Brian went to a Muscular Dystrophy clinic, where doctors ran strength tests and told him to come back for a check-up in a year.
“It’s like you’re just going to keep going to be told how you’re doing or how you’re starting to get weaker because there’s no treatment or cure,” she said. “There’s no physical therapy program that will enhance anything – nothing.”
After extensive Internet searches, Terry also found there was also not much going on in the way of research for the disease.
Friends of FSH Research
Terry read about a woman with a lung condition whose family put on auctions every year to raise money for the LAM Foundation.
“So I thought, I could do that,” she said.
Brian decided to write a letter that went out to all the families at his school, raising awareness about FSHD. Meanwhile, Terry left her job as a nurse and formed Friends of FSH Research, a volunteer-run charity committed to finding a treatment or cure for FSHD.
“I’m doing it for my own sanity as much as everything else,” she said of her non-profit. “It’s helped me cope with the whole thing. I feel like I’m doing the best I can to make an impact.”
The first auction had the biggest turnout yet, with 375 people in attendance, and raised $180,000. The event also drew great support from the school community and co-workers from the Boeing Co., where Terry’s husband, Rick, works.
Since then, the non-profit has funded the very first FSH research project ever to be conducted in the Seattle area in 2005. Friends of FSH has provided pilot project funding to local researchers, including Stephen Tapscott (Fred Hutchinson) and Dan Miller (University of Washington). Based upon the data from pilot studies that the organization has helped to fund, the research group recently won a $6.3 million FSH grant – the largest ever for FSH research – supported by the National Institute of Health.
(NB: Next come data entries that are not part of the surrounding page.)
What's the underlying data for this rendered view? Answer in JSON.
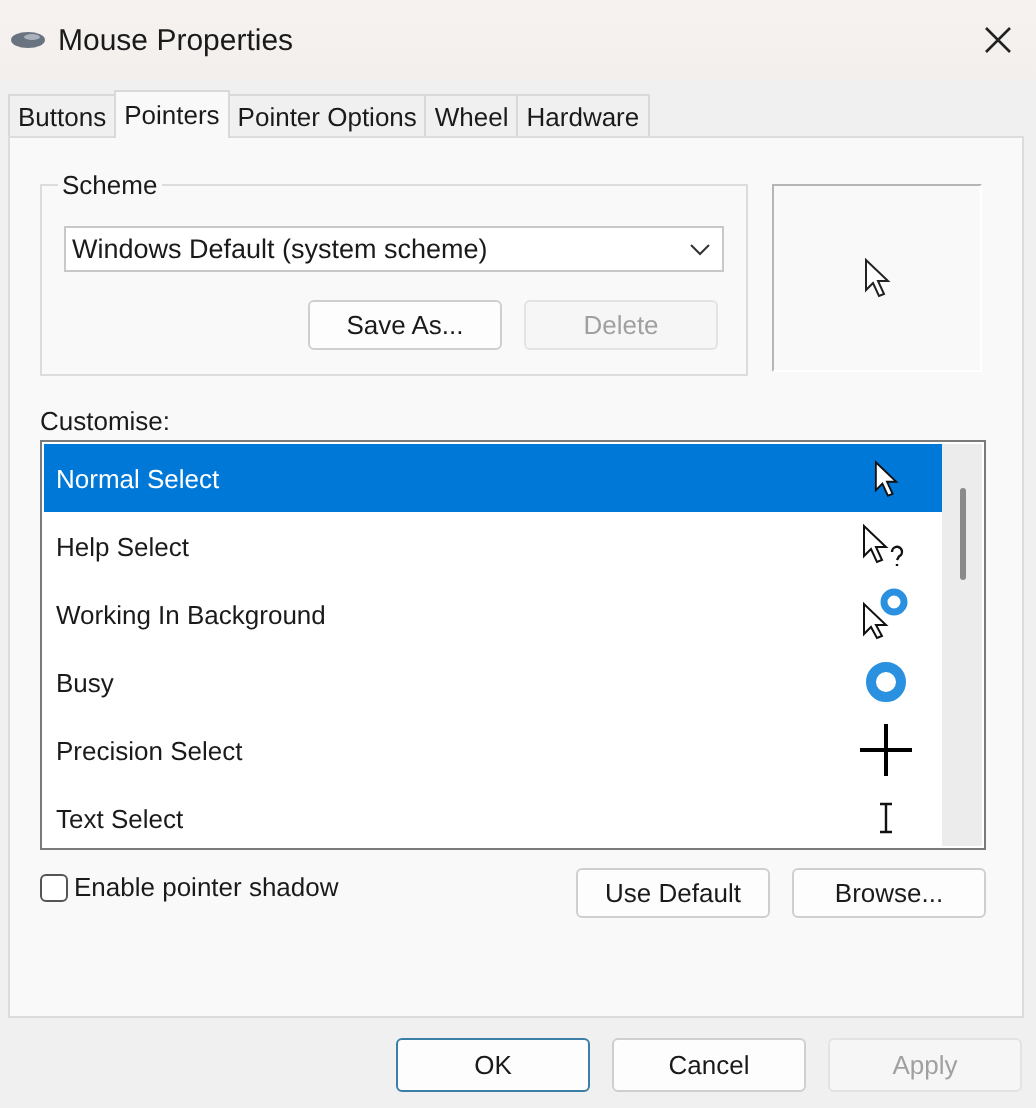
{
  "window": {
    "title": "Mouse Properties"
  },
  "tabs": [
    {
      "label": "Buttons",
      "selected": false
    },
    {
      "label": "Pointers",
      "selected": true
    },
    {
      "label": "Pointer Options",
      "selected": false
    },
    {
      "label": "Wheel",
      "selected": false
    },
    {
      "label": "Hardware",
      "selected": false
    }
  ],
  "scheme": {
    "label": "Scheme",
    "value": "Windows Default (system scheme)",
    "buttons": [
      {
        "label": "Save As...",
        "disabled": false
      },
      {
        "label": "Delete",
        "disabled": true
      }
    ]
  },
  "customise": {
    "label": "Customise:",
    "rows": [
      {
        "name": "Normal Select",
        "kind": "arrow",
        "selected": true
      },
      {
        "name": "Help Select",
        "kind": "help",
        "selected": false
      },
      {
        "name": "Working In Background",
        "kind": "working",
        "selected": false
      },
      {
        "name": "Busy",
        "kind": "busy",
        "selected": false
      },
      {
        "name": "Precision Select",
        "kind": "cross",
        "selected": false
      },
      {
        "name": "Text Select",
        "kind": "text",
        "selected": false
      }
    ]
  },
  "shadow": {
    "label": "Enable pointer shadow",
    "checked": false
  },
  "list_buttons": [
    {
      "label": "Use Default",
      "disabled": false
    },
    {
      "label": "Browse...",
      "disabled": false
    }
  ],
  "dialog_buttons": [
    {
      "label": "OK",
      "disabled": false,
      "default": true
    },
    {
      "label": "Cancel",
      "disabled": false,
      "default": false
    },
    {
      "label": "Apply",
      "disabled": true,
      "default": false
    }
  ]
}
The collaborative research group also made a major breakthrough that was recently reported in the New York Times that points to the disease-causing gene and suggests new directions for potential targets for therapies.
“These are ground-breaking, novel findings that really have implications for other conditions,” said Terry, noting that her organization’s collaborative model had sped up the research process. “There’s never been this kind of excitement around FSH before. There is a lot of new hope.”
Living with FSHD
Terry has only heard her son vent once about his disease. With weakening muscles in his upper arms and back, Brian was no longer able to row or play many of the sports he once enjoyed. So he developed a liking for computer games.
But the family was concerned that he was spending too much time in front of the screen.
“He said, ‘I can’t do anything else. I can’t even play basketball anymore, I can’t shoot baskets anymore, holding a bat is too heavy now,’” Terry recalled, crying. “He’s not a complainer.”
His sister, Mariel, says he’s had to make adaptations to the way he raises his arm to eat or wash his hair.
“He’s able to do everything, it’s just doing it a different way,” she said, though, “It’s really hard to think about what’s down the road, like him having to be in a wheelchair.”
Brian said his greatest fear about living with FSHD is he wants to have kids someday, “but I wouldn’t want my child to have the disease. But I’m not planning on having a child any time soon, so who knows what options there will be by the time I want to have kids.”
There’s also the fear of the unknown for Brian.
“It’s hard because I really don’t know what condition I’ll be in in the future because there’s no way to predict how it will progress,” he said. “I try not to think about that too much.”
Brian hopes researchers will one day find a cure for his disease. He also credits his mother for bringing this reality closer.
“This is basically her whole life at this point,” he said. “It’s pretty incredible how much she has done.”
‘FiSHing for a Cure’
The 7th annual gala dinner and auction begins at 5 p.m. Saturday, Jan. 29 at the Bellevue Hyatt Regency Ballroom, 900 Bellevue Way N.E., Bellevue. The event includes complimentary champagne, hors d’oeuvres, live music, dinner and a silent and live auction. Tickets cost $100. For information, visit www.fshfriends.org or call 425-827-8954.